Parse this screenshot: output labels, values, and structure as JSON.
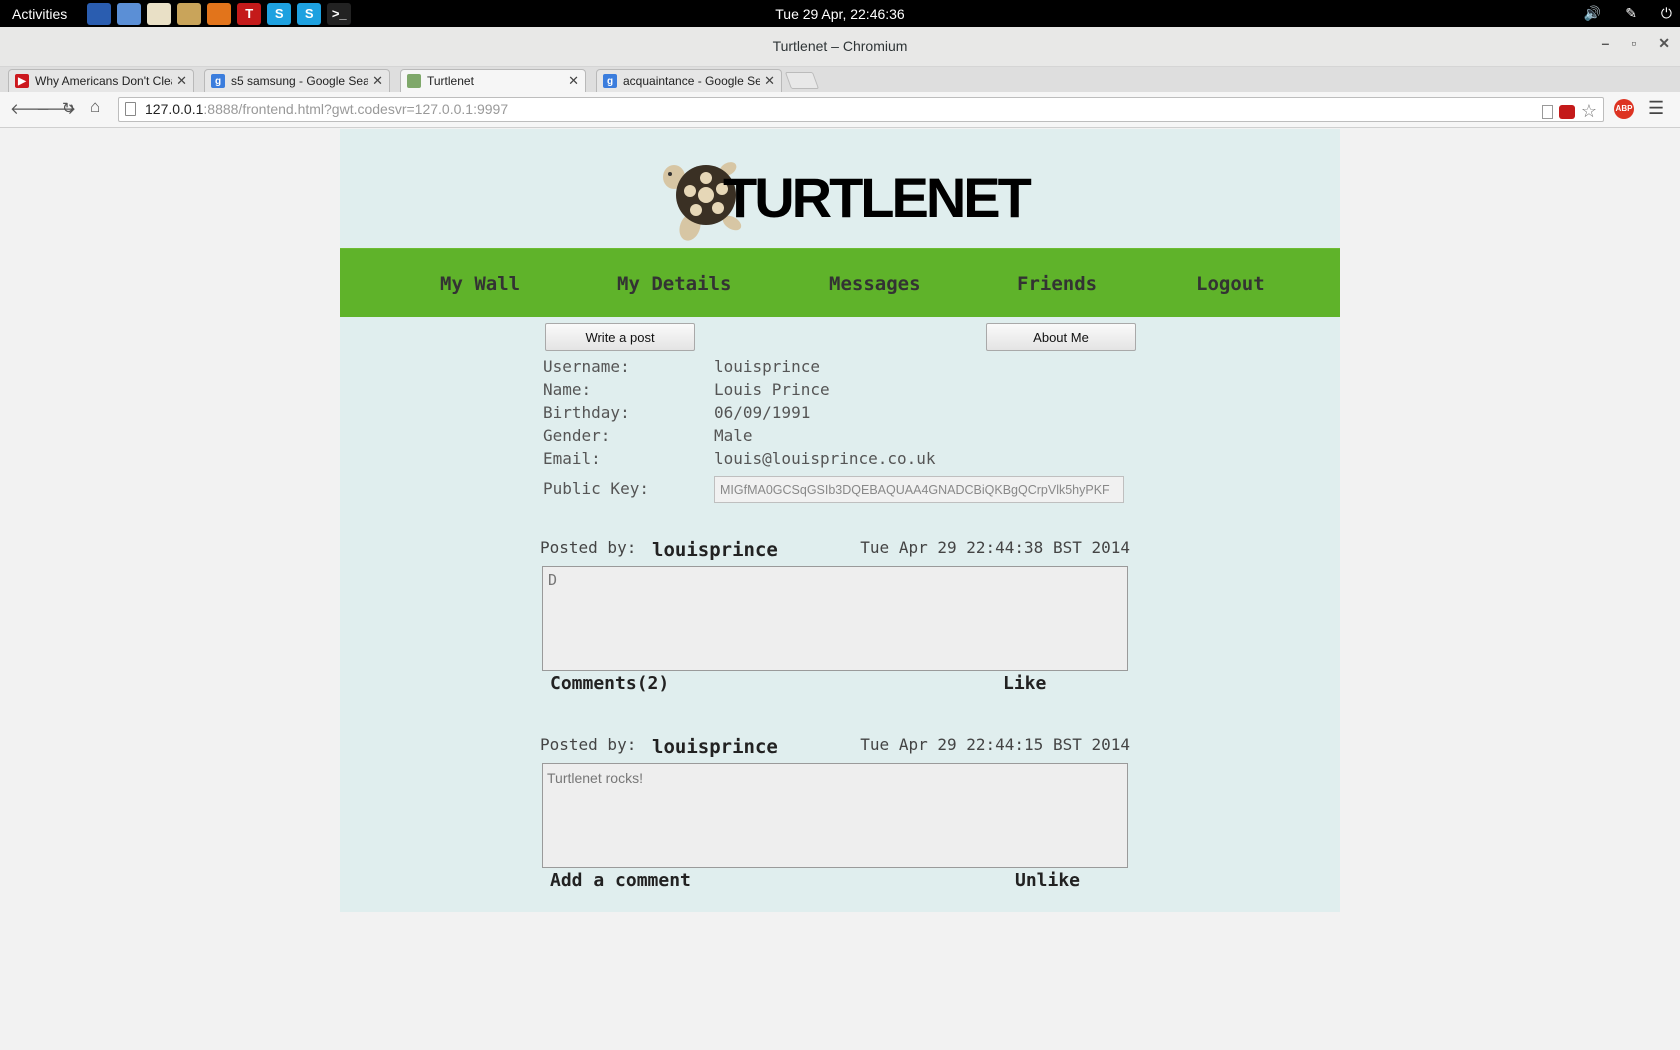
{
  "topbar": {
    "activities": "Activities",
    "clock": "Tue 29 Apr, 22:46:36",
    "launchers": [
      {
        "name": "terminal-monitor-icon",
        "color": "#2a5db0",
        "glyph": ""
      },
      {
        "name": "chromium-icon",
        "color": "#5b8fd6",
        "glyph": ""
      },
      {
        "name": "text-editor-icon",
        "color": "#e9e0c6",
        "glyph": ""
      },
      {
        "name": "files-icon",
        "color": "#c9a45a",
        "glyph": ""
      },
      {
        "name": "firefox-icon",
        "color": "#e2741b",
        "glyph": ""
      },
      {
        "name": "turtle-app-icon",
        "color": "#c41a1a",
        "glyph": "T"
      },
      {
        "name": "skype-icon",
        "color": "#1ea1e0",
        "glyph": "S"
      },
      {
        "name": "skype-icon-2",
        "color": "#1ea1e0",
        "glyph": "S"
      },
      {
        "name": "shell-icon",
        "color": "#222222",
        "glyph": ">_"
      }
    ],
    "volume_icon": "🔊",
    "network_icon": "✎",
    "power_icon": "⏻"
  },
  "window": {
    "title": "Turtlenet – Chromium",
    "minimize": "–",
    "maximize": "▫",
    "close": "✕"
  },
  "tabs": [
    {
      "title": "Why Americans Don't Clea",
      "fav_color": "#cc181e",
      "fav_glyph": "▶",
      "close": "✕"
    },
    {
      "title": "s5 samsung - Google Sear",
      "fav_color": "#3b7ddd",
      "fav_glyph": "g",
      "close": "✕"
    },
    {
      "title": "Turtlenet",
      "fav_color": "#7fa86a",
      "fav_glyph": "",
      "close": "✕"
    },
    {
      "title": "acquaintance - Google Sea",
      "fav_color": "#3b7ddd",
      "fav_glyph": "g",
      "close": "✕"
    }
  ],
  "toolbar": {
    "back": "🡐",
    "forward": "🡒",
    "reload": "↻",
    "home": "⌂",
    "url_host": "127.0.0.1",
    "url_rest": ":8888/frontend.html?gwt.codesvr=127.0.0.1:9997",
    "bookmark_star": "☆",
    "adblock": "ABP",
    "menu": "☰"
  },
  "site": {
    "logo_text": "TURTLENET",
    "nav": [
      "My Wall",
      "My Details",
      "Messages",
      "Friends",
      "Logout"
    ],
    "write_post": "Write a post",
    "about_me": "About Me",
    "details": {
      "username_label": "Username:",
      "username": "louisprince",
      "name_label": "Name:",
      "name": "Louis Prince",
      "birthday_label": "Birthday:",
      "birthday": "06/09/1991",
      "gender_label": "Gender:",
      "gender": "Male",
      "email_label": "Email:",
      "email": "louis@louisprince.co.uk",
      "pkey_label": "Public Key:",
      "pkey": "MIGfMA0GCSqGSIb3DQEBAQUAA4GNADCBiQKBgQCrpVlk5hyPKF"
    },
    "posts": [
      {
        "posted_by": "Posted by:",
        "user": "louisprince",
        "date": "Tue Apr 29 22:44:38 BST 2014",
        "body": "D",
        "left_action": "Comments(2)",
        "right_action": "Like"
      },
      {
        "posted_by": "Posted by:",
        "user": "louisprince",
        "date": "Tue Apr 29 22:44:15 BST 2014",
        "body": "Turtlenet rocks!",
        "left_action": "Add a comment",
        "right_action": "Unlike"
      }
    ]
  }
}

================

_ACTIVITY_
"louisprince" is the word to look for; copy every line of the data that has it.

_RESPONSE BOX_
      "username": "louisprince",
      "email": "louis@louisprince.co.uk",
        "user": "louisprince",
        "user": "louisprince",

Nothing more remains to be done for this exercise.